Naturally, they want to biopsy the liver to confirm what is growing. The liver is the easier option of the three spots with nodules so they'll start there. That may take until next week to get booked.

As for my crashed out white blood count, they theorize it's because of all the various medication I've been on. However, they want to rule out 'other options' - as the resident said. I told him it was okay to say the word 'cancer' to which he responded 'yeah, basically.' They plan on doing a bone marrow biopsy in the next few days to figure that out. They're also starting me on some 'white count booster' needle to help bring my numbers up.

They're also stopping my blood thinner as they say that it's pointless for me to be on it as my risk of clotting is less than my risk of bleeding everywhere. 

Gynecologist: They theorize that one of the main reasons for my low hemoglobin - which has dropped again after the transfusion - is because I've been having my period more and heavier than normal. That's being blamed mostly from being on blood thinners so they want me on birth control to try and normalize it a little bit. However, they need to rule out other options for my frequent periods like cysts so I'll be getting a uterine ultrasound over the next few days.

General: I also got a PICC line in today so they can thankfully stop stabbing me so often for IVs and blood work. I also received a bolus of iron tonight to help my numbers up a bit. My appetite is up slightly today so that's positive.

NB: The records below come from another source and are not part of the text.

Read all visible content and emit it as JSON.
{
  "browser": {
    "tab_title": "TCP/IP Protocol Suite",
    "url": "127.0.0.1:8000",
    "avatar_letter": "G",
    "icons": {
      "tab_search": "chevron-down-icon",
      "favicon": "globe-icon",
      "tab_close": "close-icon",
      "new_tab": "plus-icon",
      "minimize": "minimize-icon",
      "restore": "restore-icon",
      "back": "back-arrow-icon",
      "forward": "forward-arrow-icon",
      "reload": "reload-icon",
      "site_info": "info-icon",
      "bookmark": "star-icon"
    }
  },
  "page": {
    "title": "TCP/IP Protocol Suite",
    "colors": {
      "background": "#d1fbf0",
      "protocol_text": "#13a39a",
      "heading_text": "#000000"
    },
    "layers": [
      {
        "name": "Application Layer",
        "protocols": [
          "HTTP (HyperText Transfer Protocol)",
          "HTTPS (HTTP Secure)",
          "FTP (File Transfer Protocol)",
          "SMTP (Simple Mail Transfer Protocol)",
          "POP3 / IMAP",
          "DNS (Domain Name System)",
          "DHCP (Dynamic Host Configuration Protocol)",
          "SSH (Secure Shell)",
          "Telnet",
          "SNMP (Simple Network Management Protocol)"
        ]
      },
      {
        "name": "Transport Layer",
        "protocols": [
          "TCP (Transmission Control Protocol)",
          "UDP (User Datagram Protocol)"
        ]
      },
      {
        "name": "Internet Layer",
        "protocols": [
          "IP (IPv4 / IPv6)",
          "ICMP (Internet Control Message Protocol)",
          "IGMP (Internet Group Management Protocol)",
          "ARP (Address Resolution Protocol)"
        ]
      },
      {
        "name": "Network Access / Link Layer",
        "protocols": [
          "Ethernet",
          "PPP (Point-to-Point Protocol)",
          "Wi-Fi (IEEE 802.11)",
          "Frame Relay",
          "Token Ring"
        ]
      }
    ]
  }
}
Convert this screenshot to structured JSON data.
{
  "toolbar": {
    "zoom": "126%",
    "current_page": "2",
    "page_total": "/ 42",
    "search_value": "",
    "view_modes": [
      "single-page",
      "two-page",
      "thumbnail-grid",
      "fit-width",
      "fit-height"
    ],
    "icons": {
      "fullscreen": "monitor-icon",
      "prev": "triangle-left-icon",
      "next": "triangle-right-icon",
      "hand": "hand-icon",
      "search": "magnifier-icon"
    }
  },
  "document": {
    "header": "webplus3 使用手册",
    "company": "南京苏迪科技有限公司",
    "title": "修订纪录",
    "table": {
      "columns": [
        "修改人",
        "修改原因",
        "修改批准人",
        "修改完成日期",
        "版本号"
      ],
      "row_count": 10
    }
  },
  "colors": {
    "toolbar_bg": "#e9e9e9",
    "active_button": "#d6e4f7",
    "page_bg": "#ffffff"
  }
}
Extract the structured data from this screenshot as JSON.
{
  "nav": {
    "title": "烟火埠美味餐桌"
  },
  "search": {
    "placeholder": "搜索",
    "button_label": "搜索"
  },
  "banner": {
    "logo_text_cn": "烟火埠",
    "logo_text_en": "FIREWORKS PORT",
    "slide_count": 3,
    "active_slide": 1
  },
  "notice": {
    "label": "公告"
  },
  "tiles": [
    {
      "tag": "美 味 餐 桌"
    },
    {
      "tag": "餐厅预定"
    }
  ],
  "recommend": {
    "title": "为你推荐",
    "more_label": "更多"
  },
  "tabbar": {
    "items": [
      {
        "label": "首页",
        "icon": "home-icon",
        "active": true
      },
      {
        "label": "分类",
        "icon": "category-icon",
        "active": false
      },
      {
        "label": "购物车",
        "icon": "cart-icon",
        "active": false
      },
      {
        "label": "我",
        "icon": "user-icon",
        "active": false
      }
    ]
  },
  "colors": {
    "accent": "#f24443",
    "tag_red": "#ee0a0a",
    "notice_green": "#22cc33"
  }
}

All and all, there has been a lot of information thrown at me over the last two days. It's been exhausting. I'm happy that they are investigating why I've felt so poorly over the past month and seem to be consulting with all the right people. Nothing that can be ultrasounded is going unultrasounded. No blood levels that can be checked are going unchecked. No parts that can be probed are going unprobed. They'll get to the bottom of this, whatever it is. As for now, I'm going to zone out with some mindless reading and try to forget about all the 'what-ifs' the last two days have brought me.

Sunday, 1 November 2015

Day 3 of hospital stay.

Day 3 in the hospital and I'm not getting restless yet. I've gotten two units of blood which seems to have helped a lot, at least I think they have. Mom and Dad drove down to visit today with goodies and we went for a little walk around the commons without me getting lightheaded. Yay to that!

I still don't have an appetite though which is too bad as people keep bringing me Halloween candy and the hospital keeps providing me with bags of chips and pies. I'm surrounded by yummy food but my stomach doesn't care.

I'm back on the general admittance floor which means a lot of patients with dementia who wake up at 4 am wondering very loudly if they can go to church yet. Well, that was a one time thing but you get the idea. At least the nurses seem to have worked with people with CF before so know the medication pretty well. My day nurse was awesome and she told me that she had been taught to let patients with CF sleep in as long as possible in the morning. So much better than having a Personal Support Worker yell at me at 7am to get up for breakfast.

Medically, not much has changed. My IV blew out with my morning antibiotic without my noticing so I had a weird bulge of antibiotic in my arm until it was all absorbed. Exciting times here in Halifax.